Children grow confident and cooperative with responsive care.
- Mindfulness transforms relationships.
- Mindfulness helps calm your stress reactivity.
Do you want to raise cooperative children, children who want to help without threats? Do you want to raise happy, confident children?
Today, US culture is one of disconnection on multiple levels. The disruption of relational connection from lack of parental presence is compounded by parent behavior that does not model what parents expect of children. That is, parents order, threaten, punish children—they use coercion and power plays—yet expect children to act respectfully and cooperatively. It is hard to raise “good” children when parents model “bad” behavior.
In her book Raising good humans: A mindful guide to breaking the cycle of reactive parenting and raising kind, confident kids, Hunter Clarke-Fields offers a way to change these behaviors and learn to mindfully demonstrate the respectful behavior expected of your child. Instead of being reactive, you learn ways to get your child’s and your needs met in calm ways. Clarke-Fields calls it mindful parenting–
What is mindfulness? Clarke-Fields uses Jon Kabat-Zinn’s definition: Mindfulness is “the awareness that arises through paying attention on purpose, in the present moment, and nonjudgmentally” (Kabat-Zinn, 2018, p. xxxiv).
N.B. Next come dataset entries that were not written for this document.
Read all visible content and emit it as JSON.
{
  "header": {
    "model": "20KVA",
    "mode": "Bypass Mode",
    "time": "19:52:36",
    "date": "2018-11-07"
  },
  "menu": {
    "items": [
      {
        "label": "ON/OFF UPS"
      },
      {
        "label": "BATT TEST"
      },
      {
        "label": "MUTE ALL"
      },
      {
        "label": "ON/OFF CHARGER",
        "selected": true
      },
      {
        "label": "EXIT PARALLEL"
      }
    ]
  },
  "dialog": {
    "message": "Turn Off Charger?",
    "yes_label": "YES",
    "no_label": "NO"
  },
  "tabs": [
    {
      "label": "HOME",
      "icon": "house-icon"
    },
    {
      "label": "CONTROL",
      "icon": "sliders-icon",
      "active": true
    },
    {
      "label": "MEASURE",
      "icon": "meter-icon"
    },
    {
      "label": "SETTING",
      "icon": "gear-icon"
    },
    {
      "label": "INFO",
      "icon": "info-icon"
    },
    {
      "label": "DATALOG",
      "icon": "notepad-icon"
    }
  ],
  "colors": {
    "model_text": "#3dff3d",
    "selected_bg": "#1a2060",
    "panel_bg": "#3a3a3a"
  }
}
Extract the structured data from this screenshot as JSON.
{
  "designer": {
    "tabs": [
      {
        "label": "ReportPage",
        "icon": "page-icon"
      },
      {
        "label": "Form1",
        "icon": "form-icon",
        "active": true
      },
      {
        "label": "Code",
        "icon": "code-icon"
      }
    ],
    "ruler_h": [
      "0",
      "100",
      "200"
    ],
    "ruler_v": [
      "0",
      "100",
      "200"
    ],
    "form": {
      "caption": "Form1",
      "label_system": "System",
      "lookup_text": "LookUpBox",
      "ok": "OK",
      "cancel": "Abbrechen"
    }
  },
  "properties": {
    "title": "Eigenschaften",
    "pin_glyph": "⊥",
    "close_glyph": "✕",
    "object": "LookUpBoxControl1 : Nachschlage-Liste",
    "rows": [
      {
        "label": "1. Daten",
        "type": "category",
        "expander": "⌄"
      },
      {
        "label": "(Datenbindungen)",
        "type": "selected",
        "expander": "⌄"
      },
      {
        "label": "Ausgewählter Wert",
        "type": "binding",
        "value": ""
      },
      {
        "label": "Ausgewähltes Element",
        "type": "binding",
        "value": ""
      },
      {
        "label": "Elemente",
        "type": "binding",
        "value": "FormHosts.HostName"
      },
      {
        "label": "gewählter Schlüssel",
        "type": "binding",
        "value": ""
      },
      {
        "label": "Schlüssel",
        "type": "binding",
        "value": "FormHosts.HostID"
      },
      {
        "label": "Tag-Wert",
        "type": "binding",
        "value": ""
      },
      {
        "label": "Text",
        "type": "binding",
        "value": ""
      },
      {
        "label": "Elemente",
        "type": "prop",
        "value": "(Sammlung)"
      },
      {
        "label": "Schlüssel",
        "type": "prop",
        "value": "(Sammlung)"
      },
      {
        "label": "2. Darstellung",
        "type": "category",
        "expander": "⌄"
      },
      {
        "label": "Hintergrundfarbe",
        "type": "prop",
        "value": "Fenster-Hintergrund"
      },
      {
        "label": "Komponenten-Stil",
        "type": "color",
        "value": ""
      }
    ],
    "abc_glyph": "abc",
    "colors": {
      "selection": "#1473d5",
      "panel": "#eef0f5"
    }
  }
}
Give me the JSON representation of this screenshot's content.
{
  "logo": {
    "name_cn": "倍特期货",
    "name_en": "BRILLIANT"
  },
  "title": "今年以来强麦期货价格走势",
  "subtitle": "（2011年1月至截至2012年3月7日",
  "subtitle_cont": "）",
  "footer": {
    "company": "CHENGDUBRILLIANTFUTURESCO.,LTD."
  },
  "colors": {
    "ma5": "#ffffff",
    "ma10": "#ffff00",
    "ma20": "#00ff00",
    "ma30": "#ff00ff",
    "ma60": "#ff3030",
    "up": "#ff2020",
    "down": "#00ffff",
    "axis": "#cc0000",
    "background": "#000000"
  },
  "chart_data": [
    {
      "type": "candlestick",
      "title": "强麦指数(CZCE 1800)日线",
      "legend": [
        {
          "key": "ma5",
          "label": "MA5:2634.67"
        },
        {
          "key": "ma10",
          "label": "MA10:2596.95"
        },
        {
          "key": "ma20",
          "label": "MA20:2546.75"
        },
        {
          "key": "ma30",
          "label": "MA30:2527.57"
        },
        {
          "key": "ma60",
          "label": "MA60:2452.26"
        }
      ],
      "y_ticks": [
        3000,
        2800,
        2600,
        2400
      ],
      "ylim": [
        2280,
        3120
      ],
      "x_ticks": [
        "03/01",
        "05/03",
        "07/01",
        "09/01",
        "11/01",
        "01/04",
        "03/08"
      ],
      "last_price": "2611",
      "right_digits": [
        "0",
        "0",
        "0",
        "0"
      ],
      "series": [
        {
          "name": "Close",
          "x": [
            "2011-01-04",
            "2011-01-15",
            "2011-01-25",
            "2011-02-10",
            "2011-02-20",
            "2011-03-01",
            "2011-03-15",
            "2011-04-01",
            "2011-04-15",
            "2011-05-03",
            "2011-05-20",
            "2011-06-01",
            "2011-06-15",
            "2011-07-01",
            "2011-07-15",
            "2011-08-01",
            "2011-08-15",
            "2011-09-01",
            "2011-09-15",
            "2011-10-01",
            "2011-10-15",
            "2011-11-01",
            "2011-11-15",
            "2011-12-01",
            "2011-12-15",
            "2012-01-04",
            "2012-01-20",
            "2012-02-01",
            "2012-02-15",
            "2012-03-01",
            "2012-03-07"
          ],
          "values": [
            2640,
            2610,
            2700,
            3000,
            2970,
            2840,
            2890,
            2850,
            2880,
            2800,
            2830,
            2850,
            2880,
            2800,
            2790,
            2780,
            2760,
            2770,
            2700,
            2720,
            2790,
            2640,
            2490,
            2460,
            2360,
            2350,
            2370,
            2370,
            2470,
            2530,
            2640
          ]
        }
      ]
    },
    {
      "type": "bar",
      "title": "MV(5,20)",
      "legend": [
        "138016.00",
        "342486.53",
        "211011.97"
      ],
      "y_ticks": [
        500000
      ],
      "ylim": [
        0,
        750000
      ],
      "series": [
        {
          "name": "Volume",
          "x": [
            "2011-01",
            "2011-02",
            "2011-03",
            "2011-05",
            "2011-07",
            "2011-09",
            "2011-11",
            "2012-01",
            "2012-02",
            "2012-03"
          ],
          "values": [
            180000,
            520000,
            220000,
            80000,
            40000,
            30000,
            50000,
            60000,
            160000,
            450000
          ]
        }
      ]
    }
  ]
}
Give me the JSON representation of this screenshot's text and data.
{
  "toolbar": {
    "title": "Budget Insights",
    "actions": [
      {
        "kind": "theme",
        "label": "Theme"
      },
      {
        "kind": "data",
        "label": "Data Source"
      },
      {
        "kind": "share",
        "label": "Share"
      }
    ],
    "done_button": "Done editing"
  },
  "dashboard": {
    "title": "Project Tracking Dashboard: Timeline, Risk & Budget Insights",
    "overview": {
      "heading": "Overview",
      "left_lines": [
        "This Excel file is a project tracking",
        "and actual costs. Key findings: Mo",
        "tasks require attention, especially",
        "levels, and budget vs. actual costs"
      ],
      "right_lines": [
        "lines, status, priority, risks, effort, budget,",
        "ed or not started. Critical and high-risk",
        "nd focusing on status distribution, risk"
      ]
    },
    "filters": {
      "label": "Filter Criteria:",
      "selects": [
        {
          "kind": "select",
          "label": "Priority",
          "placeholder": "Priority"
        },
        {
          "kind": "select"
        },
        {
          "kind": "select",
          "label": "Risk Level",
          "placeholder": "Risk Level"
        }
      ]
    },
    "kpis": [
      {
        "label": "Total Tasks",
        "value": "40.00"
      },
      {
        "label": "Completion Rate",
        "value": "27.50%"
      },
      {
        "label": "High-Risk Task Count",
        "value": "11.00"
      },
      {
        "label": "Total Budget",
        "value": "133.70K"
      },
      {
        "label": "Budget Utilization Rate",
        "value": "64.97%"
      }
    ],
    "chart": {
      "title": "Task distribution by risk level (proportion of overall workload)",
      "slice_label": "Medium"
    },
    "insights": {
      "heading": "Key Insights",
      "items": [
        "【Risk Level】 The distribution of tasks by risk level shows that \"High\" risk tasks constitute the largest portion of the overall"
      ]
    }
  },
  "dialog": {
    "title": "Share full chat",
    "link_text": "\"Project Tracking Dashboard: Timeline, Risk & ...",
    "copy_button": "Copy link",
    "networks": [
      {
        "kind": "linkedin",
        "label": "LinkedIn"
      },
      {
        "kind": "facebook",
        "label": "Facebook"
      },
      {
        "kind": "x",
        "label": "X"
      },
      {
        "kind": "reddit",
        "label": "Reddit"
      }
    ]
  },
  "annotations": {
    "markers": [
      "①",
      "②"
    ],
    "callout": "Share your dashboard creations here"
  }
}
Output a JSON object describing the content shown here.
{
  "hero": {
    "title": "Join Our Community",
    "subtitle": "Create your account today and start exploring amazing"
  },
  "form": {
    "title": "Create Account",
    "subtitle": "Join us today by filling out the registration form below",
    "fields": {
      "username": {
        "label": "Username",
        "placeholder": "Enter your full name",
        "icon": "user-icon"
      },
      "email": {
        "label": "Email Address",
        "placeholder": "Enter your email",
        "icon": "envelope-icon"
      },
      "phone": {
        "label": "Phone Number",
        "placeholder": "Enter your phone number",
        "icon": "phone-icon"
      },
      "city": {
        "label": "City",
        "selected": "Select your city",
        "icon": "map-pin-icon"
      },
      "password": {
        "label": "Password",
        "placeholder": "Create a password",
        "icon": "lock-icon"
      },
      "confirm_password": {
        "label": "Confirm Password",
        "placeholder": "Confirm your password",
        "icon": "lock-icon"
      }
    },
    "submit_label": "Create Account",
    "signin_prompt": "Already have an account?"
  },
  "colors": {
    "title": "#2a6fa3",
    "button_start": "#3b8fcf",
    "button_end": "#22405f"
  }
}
What is mindful parenting? It means being emotionally present, calm, authentic, and free, ready to grow and learn from parenting challenges. Mindful parents are self-compassionate, free themselves from toxic stress and limiting stories to let their authentic nature shine through. They embrace imperfection, emphasize empathy over obedience, wisdom over reactivity.
The first part of the book focuses on parent self-healing practices. One of the key aspects to self-calming is to spend more time in mindful non-reactivity, which can have an effect of diminishing stress-response triggers. Recall that when the stress response is activated, blood flow shifts away from higher-order thinking towards mobilization for muscle action (Arnsten, 2009). One just does not think as well.
On the other hand, the more mindful one is—presence that is nonjudgmental—the more practiced the brain becomes at maintaining calmness. This also shrinks defensiveness and blaming of others for one’s feelings, critical for parenting and everyday living.
Being mindfully present makes it easier to acknowledge and express your feelings (e.g., grumpy, annoyed) before they escalate and you lose your temper uncontrollably. Mindfulness also makes it more likely you will acknowledge your child’s feelings and not reactively try to fix them. You will listen and acknowledge, which is more likely to lead to cooperative compliance.
One of the many exercises to build up your mindful parenting repertoire is the “create your yell-less plan” (Clarke-Fields, 2019, pp. 48-50). Make a list of choices that you can consult (until they become automatic) when a difficult situation arises. Here are a few of her suggestions:
- Create or adopt a mantra (e.g., “It is what it is,” “Relax, release, smile,” “This will pass—breathe”).
- Sigh five or six times.
- Whisper instead of yelling (because it is hard to sound or stay angry).
- Use a funny voice or character.
- Walk it out or wait it out.
A peaceful home is one where mindful parents listen to and meet children’s needs. This contrasts with unmindful parenting, where parents express their stress reactions to children’s needs (e.g., through ordering: “Stop that!;” dismissing: “Don’t be such a big baby;” threatening: “If you don’t stop crying, I’ll give you something to cry about!”).
The book emphasizes techniques that align with nonviolent communication (Rosenberg, 2003) and with with Kate Silverton’s book, There is No Such Thing as Naughty. These techniques include observing nonjudgmentally the actions that are affecting your well-being and become aware of the feelings you are having in reaction to your observations; discern the needs your child is expressing through their feelings and actions; acknowledge their feelings and needs through reflective listening that expresses empathy and understanding; brainstorm together ways to coordinate your and your child’s needs. When needed (e.g., bathing), request concrete actions like you would speak to a friend, or set limits with humor (e.g., “Please don’t get in the tub. Don’t do it! You know I hate it when you’re clean! Ew, you’re using soap!,” Clarke-Fields, 2019, p. 121).
The book has many helpful suggestions for adolescents and adults, whether parents or not. Although the examples are most often about parents relating to children, the wisdom can be applied in adult-to-adult relationships as well. Staying mindful, no matter whom we face, can be a balm for enhancing neighborly community connection.
Arnsten, A.F.T. (2009). Stress signaling pathways that impair prefrontal cortex structure and function. Nature Reviews Neuroscience, 10(6), 410-422.
Clarke-Fields, H. (2019). Raising good humans: A mindful guide to breaking the cycle of reactive parenting and raising kind, confident kids. Oakland: New Harbinger.
Kabat-Zinn, J. (2018). Meditation is not what you think. NY: Hyperion.
Rosenberg, M.B. (2003). Nonviolent communication: A language of life, 2nd ed. Encinitas, CA: PuddleDancer Press.